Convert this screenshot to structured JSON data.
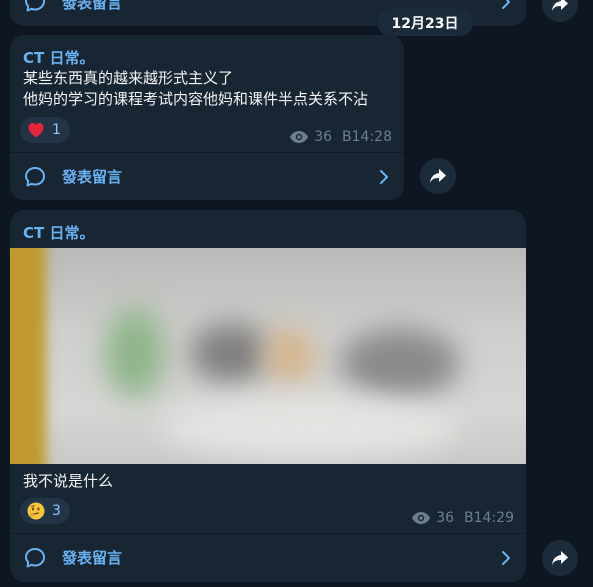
{
  "top_fragment": {
    "comment_label": "發表留言"
  },
  "date_separator": "12月23日",
  "posts": [
    {
      "sender": "CT 日常。",
      "lines": [
        "某些东西真的越来越形式主义了",
        "他妈的学习的课程考试内容他妈和课件半点关系不沾"
      ],
      "reaction_emoji": "heart",
      "reaction_count": "1",
      "views": "36",
      "time": "B14:28",
      "comment_label": "發表留言"
    },
    {
      "sender": "CT 日常。",
      "has_photo": true,
      "caption": "我不说是什么",
      "reaction_emoji": "thinking-face",
      "reaction_count": "3",
      "views": "36",
      "time": "B14:29",
      "comment_label": "發表留言"
    }
  ],
  "colors": {
    "background": "#0e1621",
    "bubble": "#182533",
    "accent": "#6ab3f3",
    "meta": "#6d7f8f"
  }
}
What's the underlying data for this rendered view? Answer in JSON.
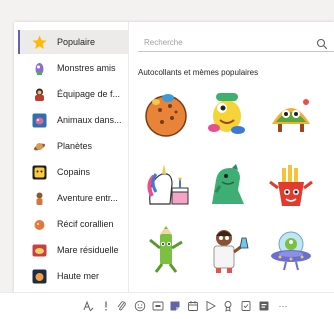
{
  "sidebar": {
    "items": [
      {
        "label": "Populaire",
        "icon": "star-icon",
        "active": true
      },
      {
        "label": "Monstres amis",
        "icon": "monster-icon"
      },
      {
        "label": "Équipage de f...",
        "icon": "crew-icon"
      },
      {
        "label": "Animaux dans...",
        "icon": "animal-icon"
      },
      {
        "label": "Planètes",
        "icon": "planet-icon"
      },
      {
        "label": "Copains",
        "icon": "buddy-icon"
      },
      {
        "label": "Aventure entr...",
        "icon": "adventure-icon"
      },
      {
        "label": "Récif corallien",
        "icon": "coral-icon"
      },
      {
        "label": "Mare résiduelle",
        "icon": "tidepool-icon"
      },
      {
        "label": "Haute mer",
        "icon": "deep-sea-icon"
      }
    ]
  },
  "search": {
    "placeholder": "Recherche",
    "icon": "search-icon"
  },
  "section": {
    "title": "Autocollants et mèmes populaires"
  },
  "stickers": [
    "melon-ball-sticker",
    "yellow-monster-sticker",
    "taco-monster-sticker",
    "unicorn-cake-sticker",
    "green-dinosaur-sticker",
    "fries-monster-sticker",
    "crayon-sticker",
    "scientist-sticker",
    "ufo-alien-sticker"
  ],
  "toolbar": {
    "icons": [
      "format-icon",
      "important-icon",
      "attach-icon",
      "emoji-icon",
      "gif-icon",
      "sticker-icon",
      "schedule-meeting-icon",
      "stream-icon",
      "praise-icon",
      "approvals-icon",
      "forms-icon",
      "more-icon"
    ],
    "more_label": "···"
  },
  "colors": {
    "accent": "#6264a7",
    "active_bg": "#edebe9",
    "star": "#ffb900"
  }
}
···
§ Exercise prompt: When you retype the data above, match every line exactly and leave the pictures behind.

§ Result for this exercise:
Convert this screenshot to structured JSON data.
{
  "top_fragment": {
    "comment_label": "發表留言"
  },
  "date_separator": "12月23日",
  "posts": [
    {
      "sender": "CT 日常。",
      "lines": [
        "某些东西真的越来越形式主义了",
        "他妈的学习的课程考试内容他妈和课件半点关系不沾"
      ],
      "reaction_emoji": "heart",
      "reaction_count": "1",
      "views": "36",
      "time": "B14:28",
      "comment_label": "發表留言"
    },
    {
      "sender": "CT 日常。",
      "has_photo": true,
      "caption": "我不说是什么",
      "reaction_emoji": "thinking-face",
      "reaction_count": "3",
      "views": "36",
      "time": "B14:29",
      "comment_label": "發表留言"
    }
  ],
  "colors": {
    "background": "#0e1621",
    "bubble": "#182533",
    "accent": "#6ab3f3",
    "meta": "#6d7f8f"
  }
}
What's the underlying data for this rendered view? Answer in JSON.
{
  "sidebar": {
    "items": [
      {
        "label": "Populaire",
        "icon": "star-icon",
        "active": true
      },
      {
        "label": "Monstres amis",
        "icon": "monster-icon"
      },
      {
        "label": "Équipage de f...",
        "icon": "crew-icon"
      },
      {
        "label": "Animaux dans...",
        "icon": "animal-icon"
      },
      {
        "label": "Planètes",
        "icon": "planet-icon"
      },
      {
        "label": "Copains",
        "icon": "buddy-icon"
      },
      {
        "label": "Aventure entr...",
        "icon": "adventure-icon"
      },
      {
        "label": "Récif corallien",
        "icon": "coral-icon"
      },
      {
        "label": "Mare résiduelle",
        "icon": "tidepool-icon"
      },
      {
        "label": "Haute mer",
        "icon": "deep-sea-icon"
      }
    ]
  },
  "search": {
    "placeholder": "Recherche",
    "icon": "search-icon"
  },
  "section": {
    "title": "Autocollants et mèmes populaires"
  },
  "stickers": [
    "melon-ball-sticker",
    "yellow-monster-sticker",
    "taco-monster-sticker",
    "unicorn-cake-sticker",
    "green-dinosaur-sticker",
    "fries-monster-sticker",
    "crayon-sticker",
    "scientist-sticker",
    "ufo-alien-sticker"
  ],
  "toolbar": {
    "icons": [
      "format-icon",
      "important-icon",
      "attach-icon",
      "emoji-icon",
      "gif-icon",
      "sticker-icon",
      "schedule-meeting-icon",
      "stream-icon",
      "praise-icon",
      "approvals-icon",
      "forms-icon",
      "more-icon"
    ],
    "more_label": "···"
  },
  "colors": {
    "accent": "#6264a7",
    "active_bg": "#edebe9",
    "star": "#ffb900"
  }
}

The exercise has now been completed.